[DATA FOR THE TASK]
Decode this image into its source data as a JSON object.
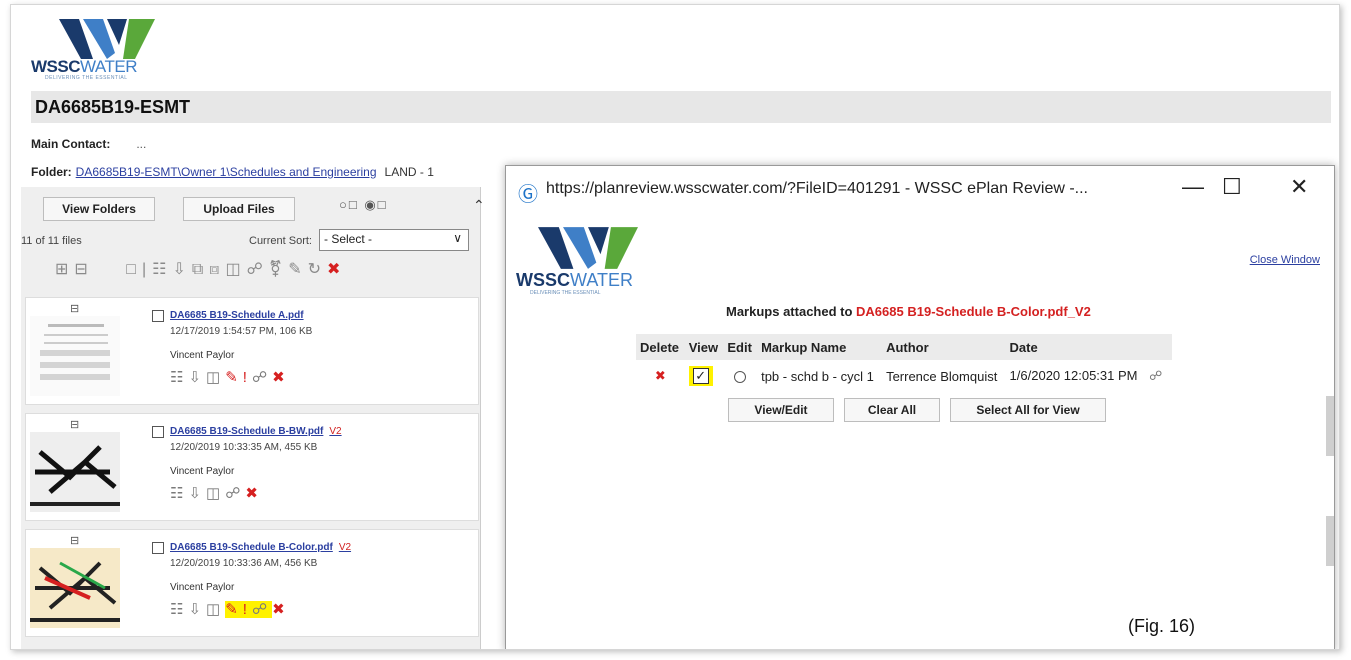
{
  "header": {
    "logo_brand": "WSSC",
    "logo_brand2": "WATER",
    "logo_tagline": "DELIVERING THE ESSENTIAL",
    "title": "DA6685B19-ESMT",
    "main_contact_label": "Main Contact:",
    "main_contact_value": "...",
    "folder_label": "Folder:",
    "folder_path": "DA6685B19-ESMT\\Owner 1\\Schedules and Engineering",
    "folder_trailing": "LAND - 1"
  },
  "files_panel": {
    "view_folders_label": "View Folders",
    "upload_files_label": "Upload Files",
    "count_text": "11 of 11 files",
    "sort_label": "Current Sort:",
    "sort_value": "- Select -",
    "files": [
      {
        "name": "DA6685 B19-Schedule A.pdf",
        "version": "",
        "meta": "12/17/2019 1:54:57 PM, 106 KB",
        "author": "Vincent Paylor"
      },
      {
        "name": "DA6685 B19-Schedule B-BW.pdf",
        "version": "V2",
        "meta": "12/20/2019 10:33:35 AM, 455 KB",
        "author": "Vincent Paylor"
      },
      {
        "name": "DA6685 B19-Schedule B-Color.pdf",
        "version": "V2",
        "meta": "12/20/2019 10:33:36 AM, 456 KB",
        "author": "Vincent Paylor"
      }
    ]
  },
  "popup": {
    "url_title": "https://planreview.wsscwater.com/?FileID=401291 - WSSC ePlan Review -...",
    "close_window_label": "Close Window",
    "heading_prefix": "Markups attached to ",
    "heading_file": "DA6685 B19-Schedule B-Color.pdf_V2",
    "columns": [
      "Delete",
      "View",
      "Edit",
      "Markup Name",
      "Author",
      "Date"
    ],
    "rows": [
      {
        "markup_name": "tpb - schd b - cycl 1",
        "author": "Terrence Blomquist",
        "date": "1/6/2020 12:05:31 PM",
        "view_checked": true
      }
    ],
    "view_edit_label": "View/Edit",
    "clear_all_label": "Clear All",
    "select_all_label": "Select All for View"
  },
  "figure_label": "(Fig. 16)",
  "colors": {
    "brand_navy": "#1a3a6b",
    "brand_blue": "#3f7fc7",
    "link": "#2b3fa0",
    "accent_red": "#d42121",
    "highlight": "#fff200"
  }
}
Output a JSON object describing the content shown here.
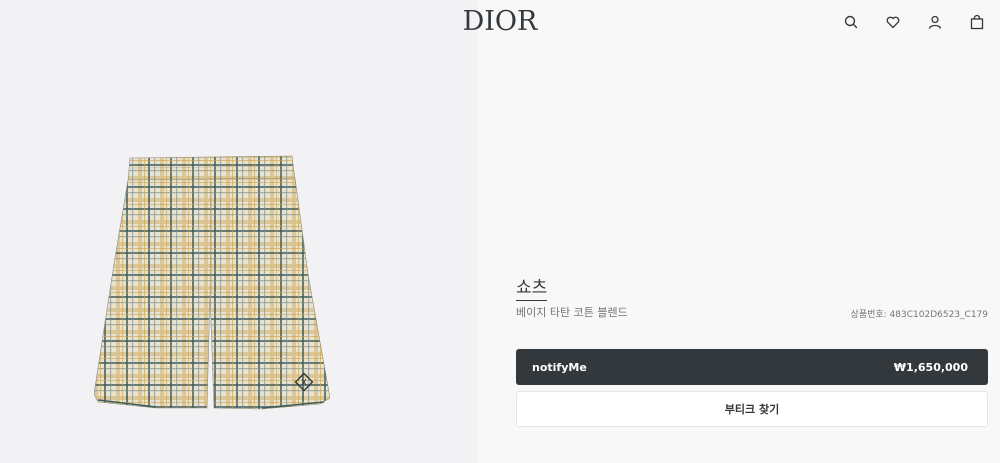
{
  "header": {
    "logo": "DIOR",
    "icons": [
      "search-icon",
      "heart-icon",
      "user-icon",
      "shopping-bag-icon"
    ]
  },
  "product": {
    "title": "쇼츠",
    "subtitle": "베이지 타탄 코튼 블렌드",
    "reference": "상품번호: 483C102D6523_C179",
    "image_alt": "beige tartan shorts"
  },
  "actions": {
    "notify_label": "notifyMe",
    "price": "₩1,650,000",
    "boutique_label": "부티크 찾기"
  },
  "colors": {
    "dark": "#33383c",
    "left_bg": "#f2f2f4",
    "right_bg": "#f8f8f8"
  }
}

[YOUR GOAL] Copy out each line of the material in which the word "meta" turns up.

[WRITTEN RESPONSE]
        "meta": "12/17/2019 1:54:57 PM, 106 KB",
        "meta": "12/20/2019 10:33:35 AM, 455 KB",
        "meta": "12/20/2019 10:33:36 AM, 456 KB",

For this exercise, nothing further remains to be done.